After our stay in the West Fjords we prepare for a long journey along the northern coast to the town of Dalvik. We’ll make a number of stops for photography on the way and will stay in Dalvik the night of June 1st so that we’ll be ready for the morning ferry to Grimsey Island on June 2nd. Grimsey is the northernmost inhabited Icelandic territory and the Arctic Circle runs through the island. The small island has about 85 inhabitants, is 5.3 square kilometres in size and has steep cliffs on almost every side, which makes it an ideal habitat for seabirds. During our three-day stay on the island we’ll continue to expand on our Puffin photography, now in a completely different environment that has a much larger population of Puffins than at Latrabjarg. Due to the remoteness of the island the accommodation is quite basic. The guesthouse offers comfortable full-board lodging but bathrooms are shared. Visiting Grimsey is a once in a lifetime adventure and its rich birdlife will keep us busy throughout the day and night.
On June 5th we’ll depart Grimsey for the main land and drive back west along the scenic northern coast. We’ll overnight in Skagafjordur in the north, where we’ll have good opportunities for coastal landscapes and more of Iceland’s common birds, such as Whooper Swans. The Skagafjordur area is also known for its horse breeding and there are Icelandic horses almost everywhere.
On June 6th we’ll continue our westward journey with stops at iconic landscape locations such as Hvitserkur and Hraunfossar waterfalls. We’ll find ourselves in the town of Keflavik on the Reykjanes peninsula in the evening and will spend our last night there, close to the Kevlavik international airport. We’ll officially end our tour with dinner that evening and any flight can be taken out of Iceland on June 7th. If you are staying on in Iceland transportation will be provided for you back to the capital city of Reykjavik.
Daniel Bergmann and I will be providing extensive in the field photographic instruction throughout the workshop for all participants. We will be covering camera setup as well as techniques for how to photograph birds in their environment. In the evenings we will have informal discussions and critiques as well as post production demonstrations.
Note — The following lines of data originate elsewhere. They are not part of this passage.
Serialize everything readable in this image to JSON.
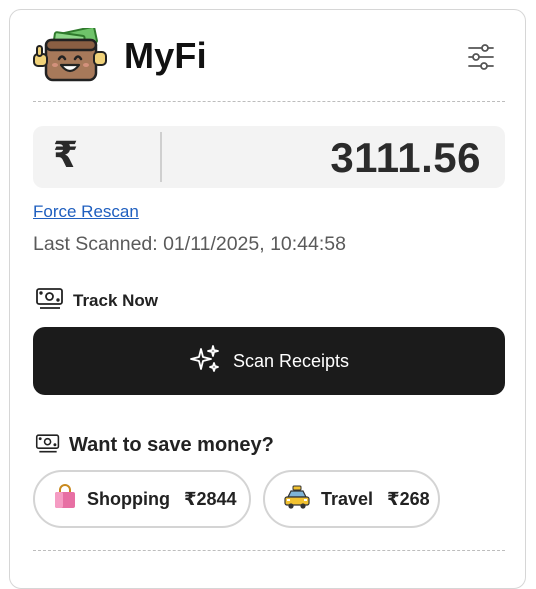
{
  "app": {
    "title": "MyFi",
    "logo_icon": "wallet-mascot-icon",
    "settings_icon": "sliders-icon"
  },
  "balance": {
    "currency_symbol": "₹",
    "amount": "3111.56"
  },
  "scan": {
    "force_rescan_label": "Force Rescan",
    "last_scanned": "Last Scanned: 01/11/2025, 10:44:58"
  },
  "track": {
    "heading": "Track Now",
    "heading_icon": "cash-icon",
    "scan_button_label": "Scan Receipts",
    "scan_button_icon": "sparkles-icon"
  },
  "savings": {
    "heading": "Want to save money?",
    "heading_icon": "cash-icon",
    "categories": [
      {
        "label": "Shopping",
        "amount": "₹2844",
        "icon": "shopping-bag-icon"
      },
      {
        "label": "Travel",
        "amount": "₹268",
        "icon": "taxi-icon"
      }
    ]
  },
  "colors": {
    "accent_dark": "#1b1b1b",
    "link": "#1f5fbf",
    "amount_bg": "#f3f3f3"
  }
}
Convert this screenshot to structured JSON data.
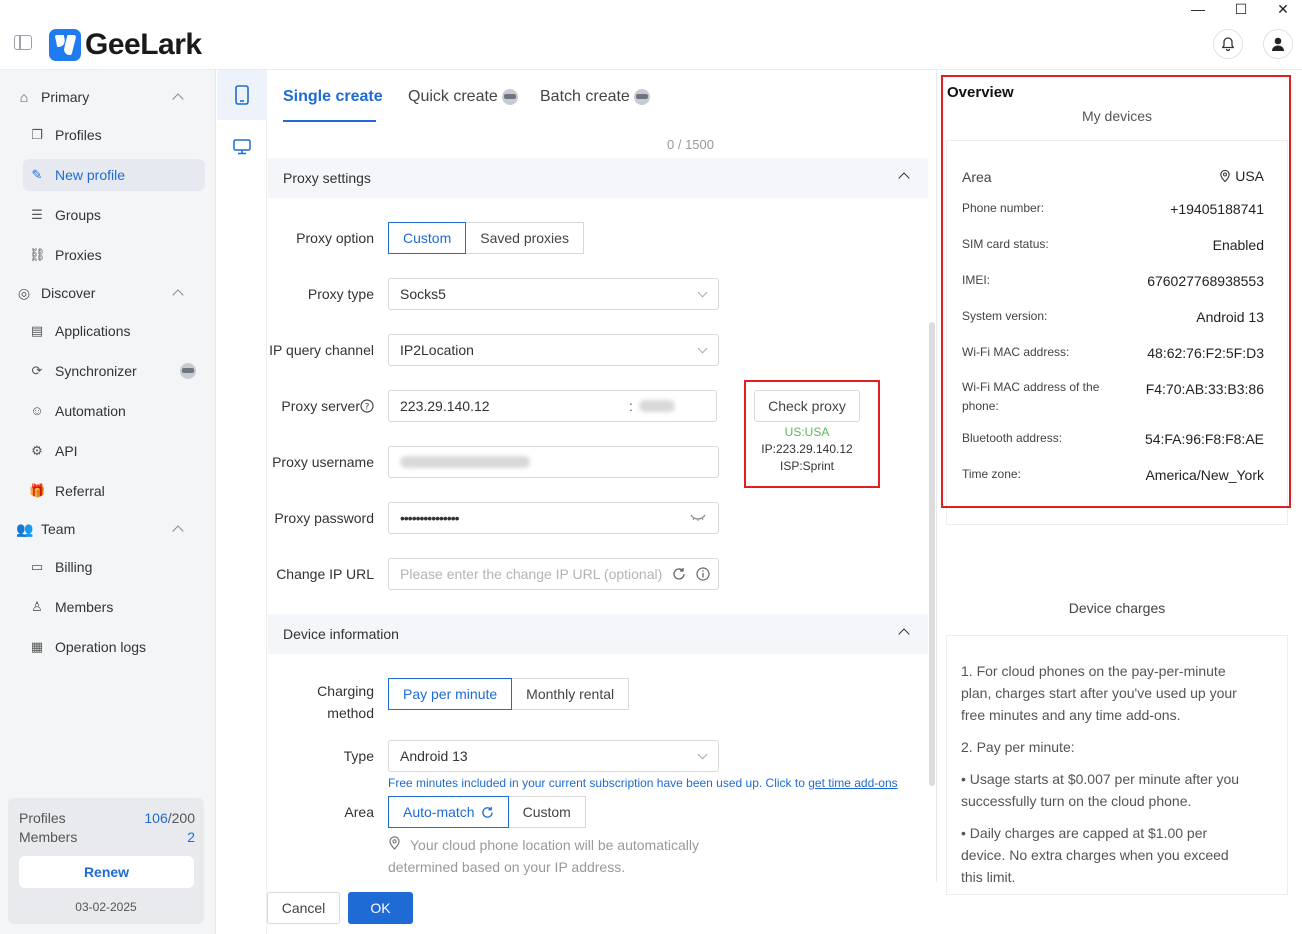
{
  "app": {
    "name": "GeeLark",
    "window_controls": {
      "minimize": "—",
      "maximize": "☐",
      "close": "✕"
    }
  },
  "nav": {
    "groups": [
      {
        "label": "Primary",
        "items": [
          {
            "label": "Profiles"
          },
          {
            "label": "New profile",
            "active": true
          },
          {
            "label": "Groups"
          },
          {
            "label": "Proxies"
          }
        ]
      },
      {
        "label": "Discover",
        "items": [
          {
            "label": "Applications"
          },
          {
            "label": "Synchronizer"
          },
          {
            "label": "Automation"
          },
          {
            "label": "API"
          },
          {
            "label": "Referral"
          }
        ]
      },
      {
        "label": "Team",
        "items": [
          {
            "label": "Billing"
          },
          {
            "label": "Members"
          },
          {
            "label": "Operation logs"
          }
        ]
      }
    ],
    "quota": {
      "profiles_label": "Profiles",
      "profiles_used": "106",
      "profiles_total": "/200",
      "members_label": "Members",
      "members_count": "2",
      "renew": "Renew",
      "date": "03-02-2025"
    }
  },
  "tabs": {
    "single": "Single create",
    "quick": "Quick create",
    "batch": "Batch create"
  },
  "counter": "0 / 1500",
  "proxy": {
    "section_title": "Proxy settings",
    "option_label": "Proxy option",
    "option_custom": "Custom",
    "option_saved": "Saved proxies",
    "type_label": "Proxy type",
    "type_value": "Socks5",
    "channel_label": "IP query channel",
    "channel_value": "IP2Location",
    "server_label": "Proxy server",
    "server_value": "223.29.140.12",
    "server_sep": ":",
    "username_label": "Proxy username",
    "password_label": "Proxy password",
    "password_value": "•••••••••••••••",
    "change_ip_label": "Change IP URL",
    "change_ip_placeholder": "Please enter the change IP URL (optional)",
    "check_button": "Check proxy",
    "result_country": "US:USA",
    "result_ip": "IP:223.29.140.12",
    "result_isp": "ISP:Sprint"
  },
  "device": {
    "section_title": "Device information",
    "charging_label_1": "Charging",
    "charging_label_2": "method",
    "charging_ppm": "Pay per minute",
    "charging_monthly": "Monthly rental",
    "type_label": "Type",
    "type_value": "Android 13",
    "free_minutes_hint": "Free minutes included in your current subscription have been used up. Click to ",
    "free_minutes_link": "get time add-ons",
    "area_label": "Area",
    "area_auto": "Auto-match",
    "area_custom": "Custom",
    "area_note": "Your cloud phone location will be automatically determined based on your IP address."
  },
  "footer": {
    "cancel": "Cancel",
    "ok": "OK"
  },
  "overview": {
    "title": "Overview",
    "subtitle": "My devices",
    "specs": [
      {
        "label": "Area",
        "value": "USA"
      },
      {
        "label": "Phone number:",
        "value": "+19405188741"
      },
      {
        "label": "SIM card status:",
        "value": "Enabled"
      },
      {
        "label": "IMEI:",
        "value": "676027768938553"
      },
      {
        "label": "System version:",
        "value": "Android 13"
      },
      {
        "label": "Wi-Fi MAC address:",
        "value": "48:62:76:F2:5F:D3"
      },
      {
        "label": "Wi-Fi MAC address of the phone:",
        "value": "F4:70:AB:33:B3:86"
      },
      {
        "label": "Bluetooth address:",
        "value": "54:FA:96:F8:F8:AE"
      },
      {
        "label": "Time zone:",
        "value": "America/New_York"
      }
    ],
    "charges_title": "Device charges",
    "charges": [
      "1. For cloud phones on the pay-per-minute plan, charges start after you've used up your free minutes and any time add-ons.",
      "2. Pay per minute:",
      "• Usage starts at $0.007 per minute after you successfully turn on the cloud phone.",
      "• Daily charges are capped at $1.00 per device. No extra charges when you exceed this limit."
    ]
  },
  "colors": {
    "accent": "#1e6bd6",
    "highlight_box": "#e02020",
    "proxy_ok": "#5cb85c"
  }
}
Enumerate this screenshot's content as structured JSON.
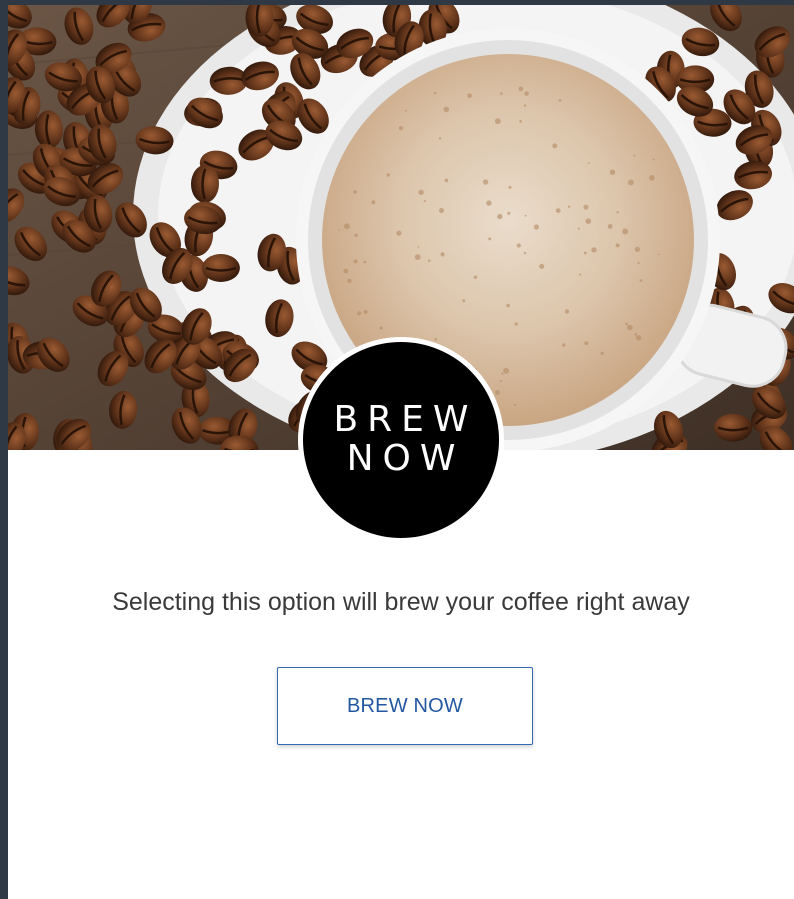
{
  "hero": {
    "image_alt": "coffee-cup-with-beans"
  },
  "badge": {
    "line1": "BREW",
    "line2": "NOW"
  },
  "description": "Selecting this option will brew your coffee right away",
  "cta": {
    "label": "BREW NOW"
  },
  "colors": {
    "page_background": "#2e3945",
    "card_background": "#ffffff",
    "badge_background": "#000000",
    "button_border": "#2f6ab3",
    "button_text": "#2358a0",
    "description_text": "#3a3a3a"
  }
}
This will be a very hands on workshop and it is our intention to provide very expansive instruction as required.
If you would like join us not his unique workshop you can register your interest by dropping me an email or by registering on my website at www.jholko.com Places are filled on a first come first served basis and once they are spoken for thats it.